I don’t really believe in guilty pleasures. As long as no one is getting hurt, a little bit of pleasure should feel nice, not naughty, otherwise that sort of defeats the object of pleasure. This is particularly true of books as far as I’m concerned. I don’t judge what books you read. Actually that’s a lie. I’d probably judge you for reading David Cameron’s autobiography, or Trump’s The Art of the Deal. I’d definitely judge you for that. But not because I’m a book snob. I’d rather you read the Beano than either of them. Not that the Beano is anything to be snobby over but, you know, I had to have some kind of comparator.
Anyway, my point is, read (mostly) what you like and don’t feel bad about it. But I will admit to one reading guilty pleasure, and I really do feel bad about these books. I judge myself for reading them, and for good reason. Ladies and gentlemen, it is with great sorrow I admit…

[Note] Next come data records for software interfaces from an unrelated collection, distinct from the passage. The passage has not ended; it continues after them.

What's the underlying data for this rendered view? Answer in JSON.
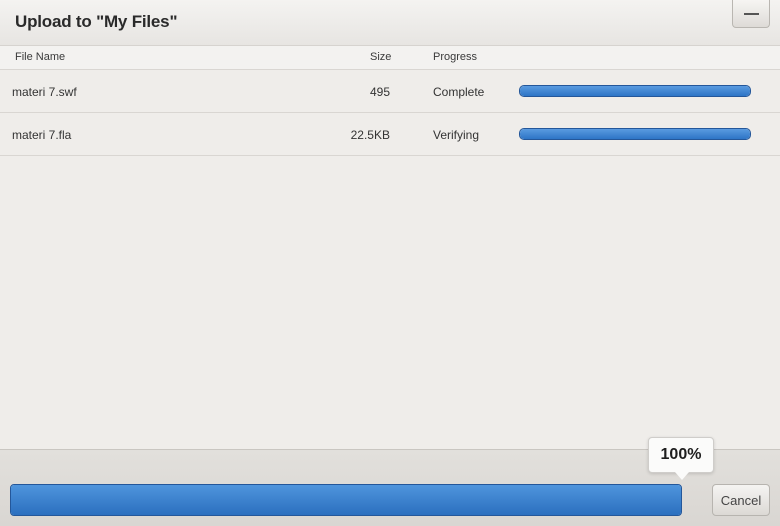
{
  "dialog": {
    "title": "Upload to \"My Files\"",
    "minimize_icon": "minimize-icon"
  },
  "table": {
    "columns": [
      "File Name",
      "Size",
      "Progress"
    ],
    "rows": [
      {
        "name": "materi 7.swf",
        "size": "495",
        "status": "Complete",
        "progress": 1.0
      },
      {
        "name": "materi 7.fla",
        "size": "22.5KB",
        "status": "Verifying",
        "progress": 1.0
      }
    ]
  },
  "footer": {
    "overall_progress_label": "100%",
    "overall_progress": 1.0,
    "cancel_label": "Cancel"
  },
  "colors": {
    "progress_fill": "#2e75c6",
    "progress_border": "#24579a"
  }
}
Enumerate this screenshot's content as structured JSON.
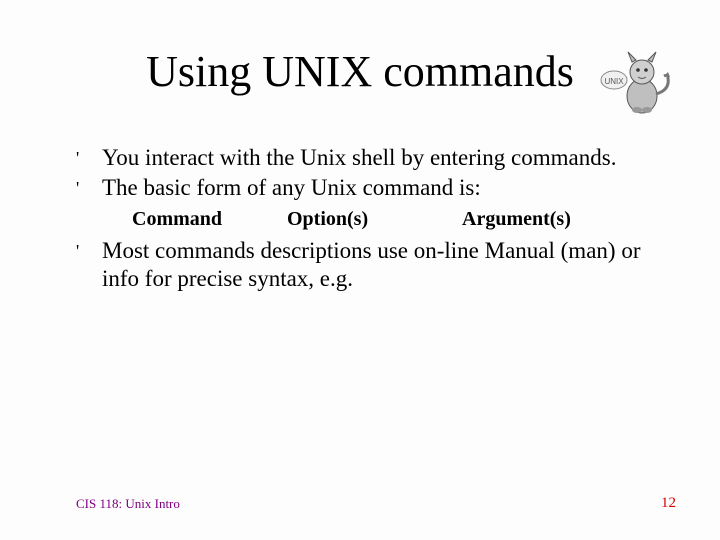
{
  "title": "Using UNIX commands",
  "bullets": {
    "b1": "You interact with the Unix shell by entering commands.",
    "b2": "The basic form of any Unix command is:",
    "syntax": {
      "command": "Command",
      "options": "Option(s)",
      "arguments": "Argument(s)"
    },
    "b3": "Most commands descriptions use on-line Manual (man) or info for precise syntax, e.g."
  },
  "footer": {
    "left": "CIS 118: Unix Intro",
    "right": "12"
  },
  "bullet_char": "'"
}
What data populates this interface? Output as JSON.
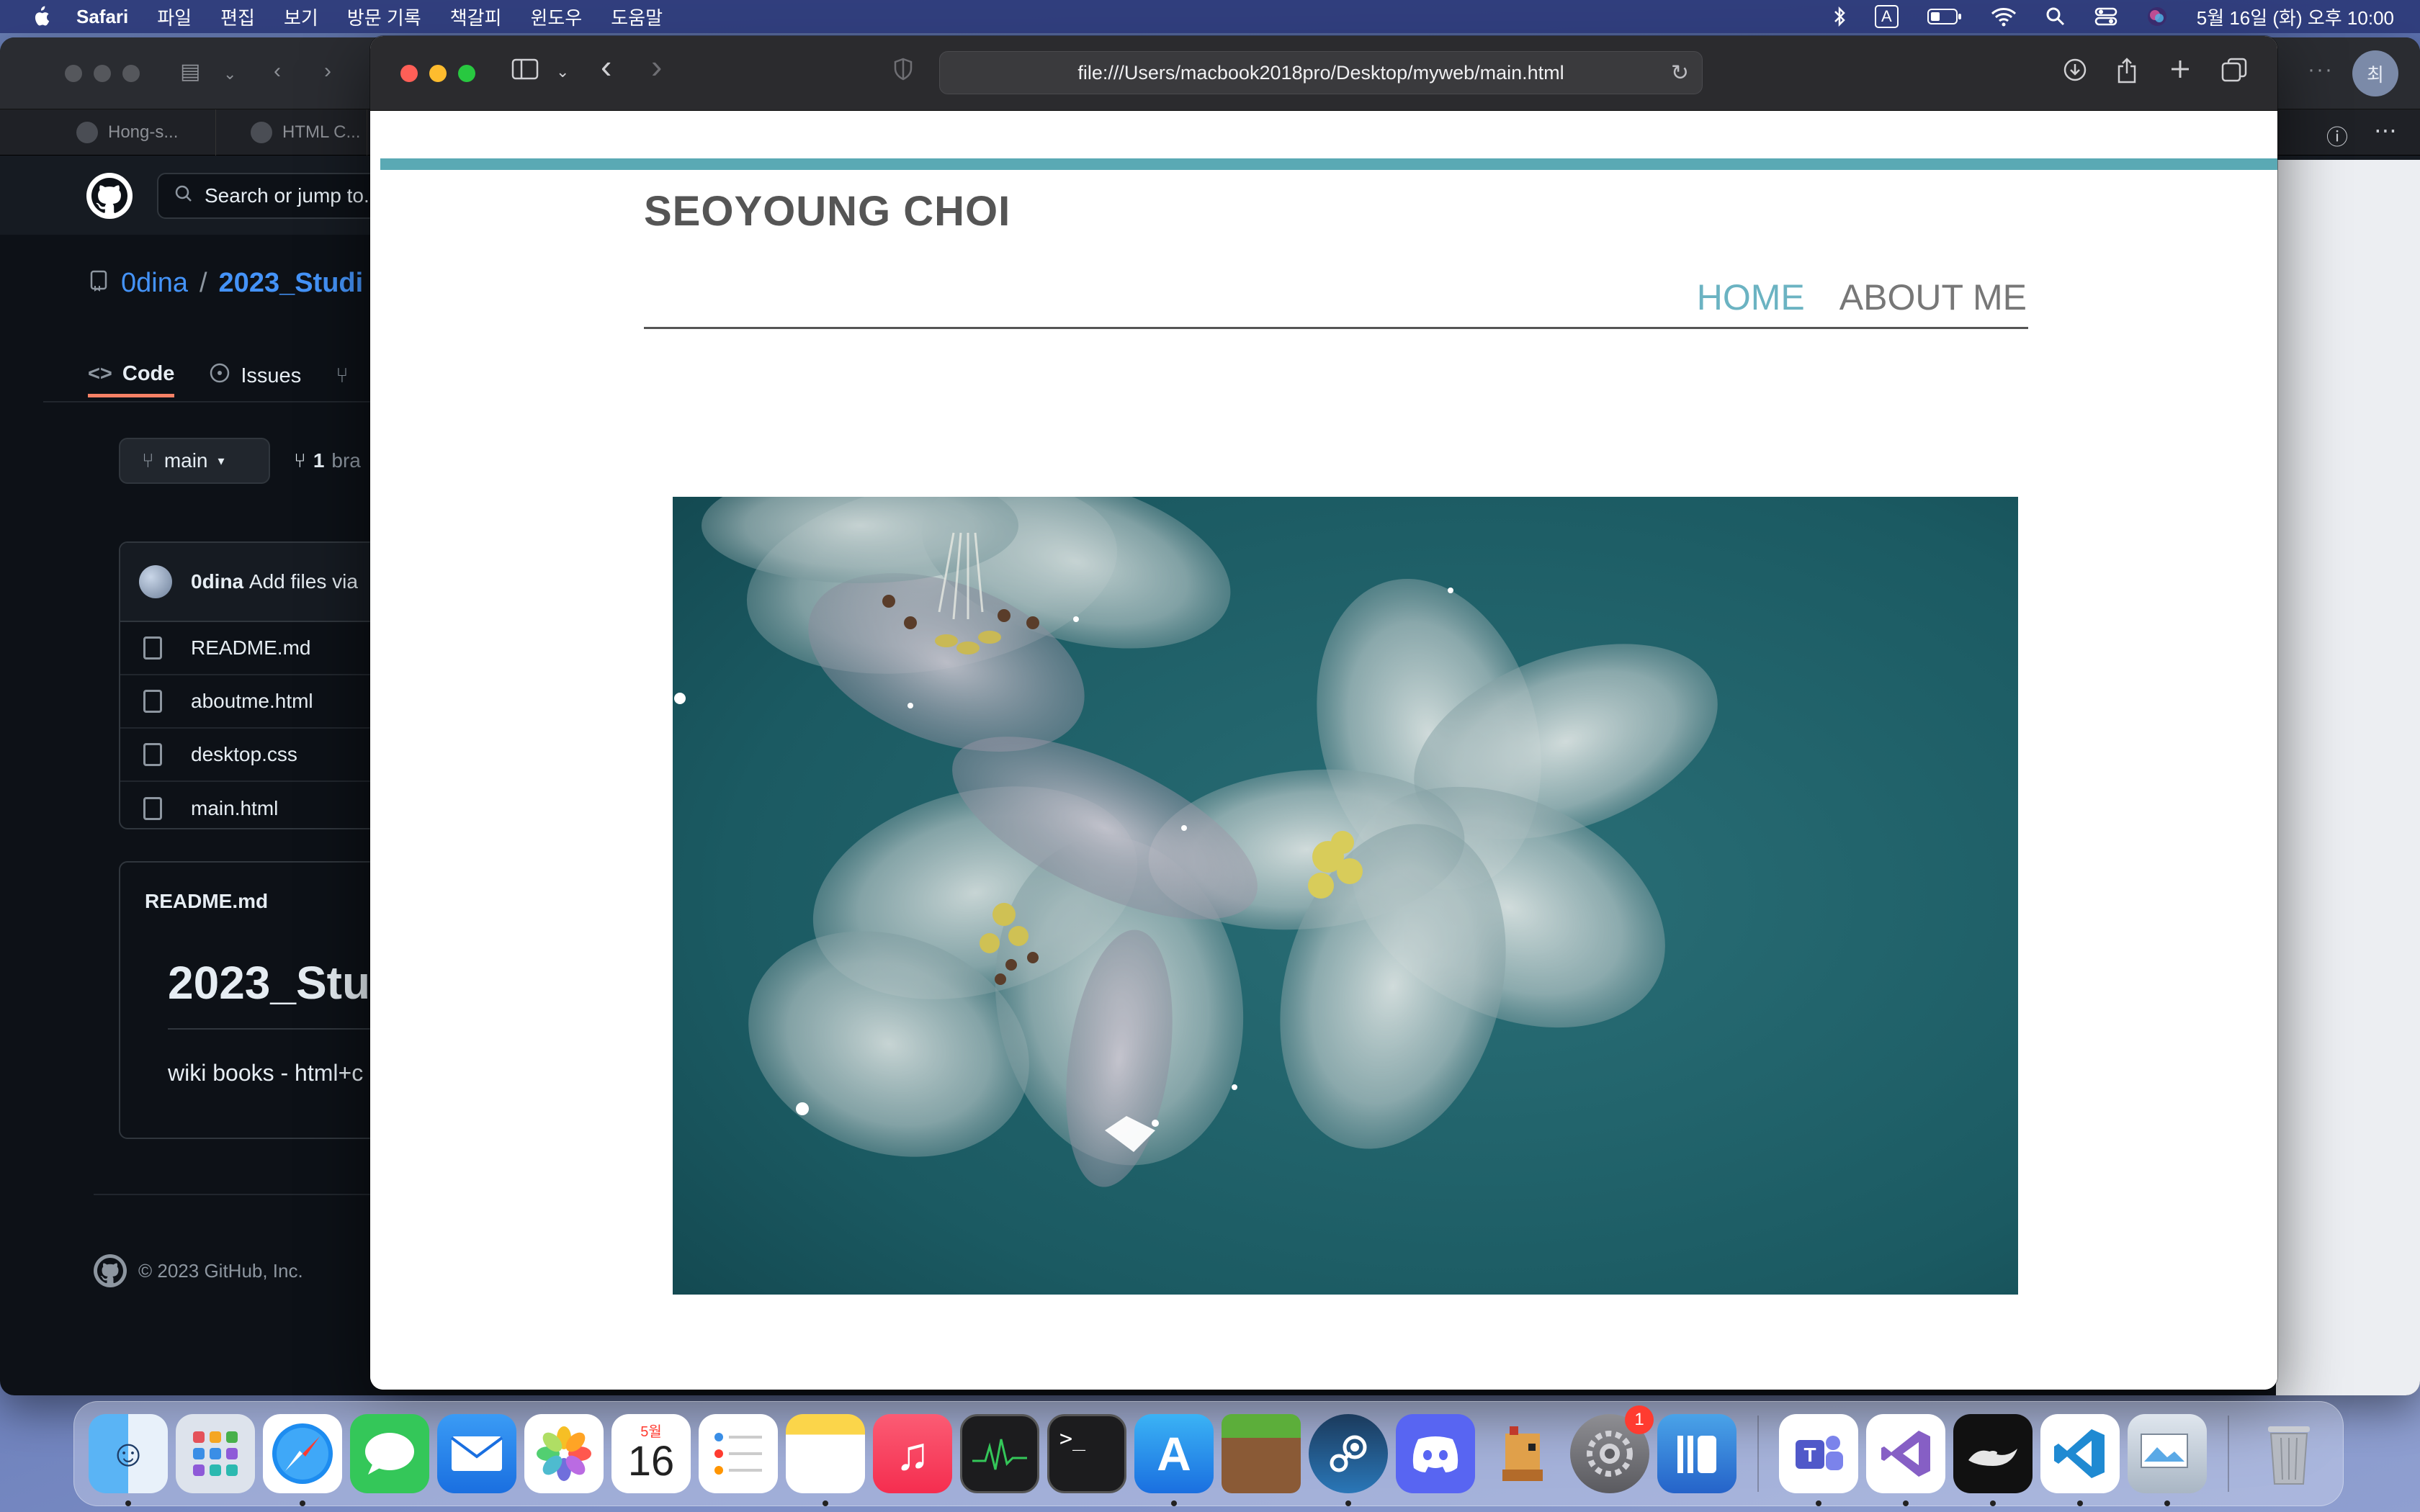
{
  "menubar": {
    "app_name": "Safari",
    "items": [
      "파일",
      "편집",
      "보기",
      "방문 기록",
      "책갈피",
      "윈도우",
      "도움말"
    ],
    "input_source": "A",
    "clock": "5월 16일 (화) 오후 10:00"
  },
  "bg_window": {
    "tabs": [
      "Hong-s...",
      "HTML C..."
    ],
    "avatar": "최",
    "search_placeholder": "Search or jump to...",
    "owner": "0dina",
    "slash": "/",
    "repo": "2023_Studi",
    "repo_tabs": [
      "Code",
      "Issues"
    ],
    "branch": "main",
    "branch_count": "1",
    "branch_word": "bra",
    "commit_author": "0dina",
    "commit_message": "Add files via",
    "files": [
      "README.md",
      "aboutme.html",
      "desktop.css",
      "main.html"
    ],
    "readme_header": "README.md",
    "readme_title": "2023_Stu",
    "readme_text": "wiki books - html+c",
    "footer": "© 2023 GitHub, Inc."
  },
  "safari": {
    "url": "file:///Users/macbook2018pro/Desktop/myweb/main.html"
  },
  "site": {
    "title": "SEOYOUNG CHOI",
    "nav_home": "HOME",
    "nav_about": "ABOUT ME",
    "accent_color": "#5aa9b4"
  },
  "dock": {
    "calendar_month": "5월",
    "calendar_day": "16",
    "settings_badge": "1",
    "apps": [
      "finder-icon",
      "launchpad-icon",
      "safari-icon",
      "messages-icon",
      "mail-icon",
      "photos-icon",
      "calendar-icon",
      "reminders-icon",
      "notes-icon",
      "music-icon",
      "activity-monitor-icon",
      "terminal-icon",
      "app-store-icon",
      "minecraft-icon",
      "steam-icon",
      "discord-icon",
      "stardew-icon",
      "system-settings-icon",
      "korean-app-icon",
      "teams-icon",
      "visual-studio-icon",
      "aladdin-icon",
      "vscode-icon",
      "preview-icon",
      "trash-icon"
    ]
  }
}
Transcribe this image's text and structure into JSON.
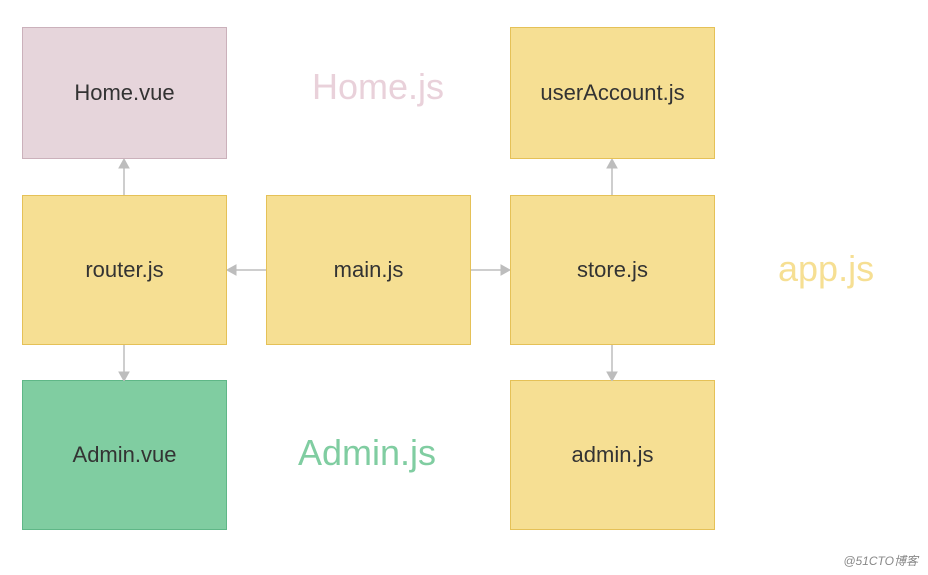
{
  "nodes": {
    "home_vue": "Home.vue",
    "user_account_js": "userAccount.js",
    "router_js": "router.js",
    "main_js": "main.js",
    "store_js": "store.js",
    "admin_vue": "Admin.vue",
    "admin_js": "admin.js"
  },
  "labels": {
    "home_js": "Home.js",
    "admin_js": "Admin.js",
    "app_js": "app.js"
  },
  "colors": {
    "yellow": "#f6df93",
    "pink": "#e6d5db",
    "green": "#80cda1"
  },
  "edges": [
    {
      "from": "router.js",
      "to": "Home.vue"
    },
    {
      "from": "router.js",
      "to": "Admin.vue"
    },
    {
      "from": "main.js",
      "to": "router.js"
    },
    {
      "from": "main.js",
      "to": "store.js"
    },
    {
      "from": "store.js",
      "to": "userAccount.js"
    },
    {
      "from": "store.js",
      "to": "admin.js"
    }
  ],
  "watermark": "@51CTO博客"
}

…I love Louise Bagshawe books. I’m sorry, I just do. I’ll tell you why that’s bad in a minute. But I should probably tell you where it all began.
When I was 14-16 I worked in a newsagents. For you millennial types newsagents were shops devoted to selling mainly newspapers, magazines and sweets. You don’t really get them anymore, having been replaced by the more wide ranging convenience store or local supermarket. I loved that job. I had a love-hate romance with my co-worker, who I used to snog in the tiny stockroom, and when it was quiet I read all the magazines (and thus began my life-long love of magazines). And when the magazines that were unsold got sent back I got to have the free gifts off them. Honestly, it was worth the £1.98 an hour pay.
I started with Sugar, Just 17, 19, More Magazine (originator of position of the month), and eventually graduated to ‘grown up’ magazines like Cosmopolitan, Company, and Marie Claire. They don’t do free gifts like they used to, but back in the 90s book giveaways were the thing. And in 1995 I got Career Girls free off Company magazine, followed a year later by The Movie. These books were full of glamour, sex, business, fashion, all the things that my 15 year old life didn’t have. I mean, snogging in the stockroom may count as sex and business, but I lived in my mother’s cast off jeans, and the closest I got to glamour was Rimmel’s Birthday Suit lipstick (25 years later I still love nude lippie, you can take the girl out of the 90s…).
What I loved about the books were they were full of strong, smart women, who won the day with their guts and business savvy. There was always a problem to solve, and these women rescued themselves. And yeah, obviously I loved the saucy bits too, I was a 15 year old girl.
So why a guilty pleasure? It’s certainly not snobbery. I’ve read a lot ‘lighter’ books than these. They are decently written, with great storylines. No, it’s that Louise Bagshawe and the books go against some fundamental principles of mine.
Firstly, Bagshawe herself (now Louise Mensch) is a raging Tory, like proper Conservative. Not that that’s a problem. Some of my best friends are Tories. Well, they’re not, but lots of my family are, and well, not much I can do about that. Sorry if that’s all a bit political for an author blog, but SPOILER ALERT – I’m a massive socialist! Sorry not sorry, as the cool kids say. Anyway, as well as being hugely right wing (her first acknowledgement in Career Girls is to Jacob Rees-Mogg), she’s also gone a bit ‘false flag’ IYKWIM? She’s redeemed herself in my eye a bit with her anti-Trumpism and flashes of feminism. But still, it’s hard to enjoy authors whose values differ so much from your own (well it is if you’re dogmatically principled like me).
As for the books, the fabulous, feisty women are fabulous and feisty right up until the point where the men want to have sex with them, and they become not just passive, but literally submissive. They let the men treat them like crap, but still get together with them anyway. Indeed it’s hard to see any redeeming qualities about one of her heroine’s love interests, Michael Krebs, except for his pots of money, and apparent similarity with Mensch’s own husband, music mogul Peter Mensch. He’s mean, and he humiliates the character Rowena, particularly during the sex scenes, and that sort of behaviour is just not my bag.
Finally, these books are consumerist, shallow, full of name dropping, and ostentation, and…oh I love them, and I hate myself.
I will continue to keep and read my 25 year old free copies of Career Girls and the Movie. They are the perfect read for a Sunday afternoon in a hot bath in the middle of winter. But while I’m reading them I will make sure I say a few ‘Hail Gloria Steinems’ and won’t shave my armpits to redeem myself.
How about you? Do you have any books or authors that you enjoy in spite of your own principles?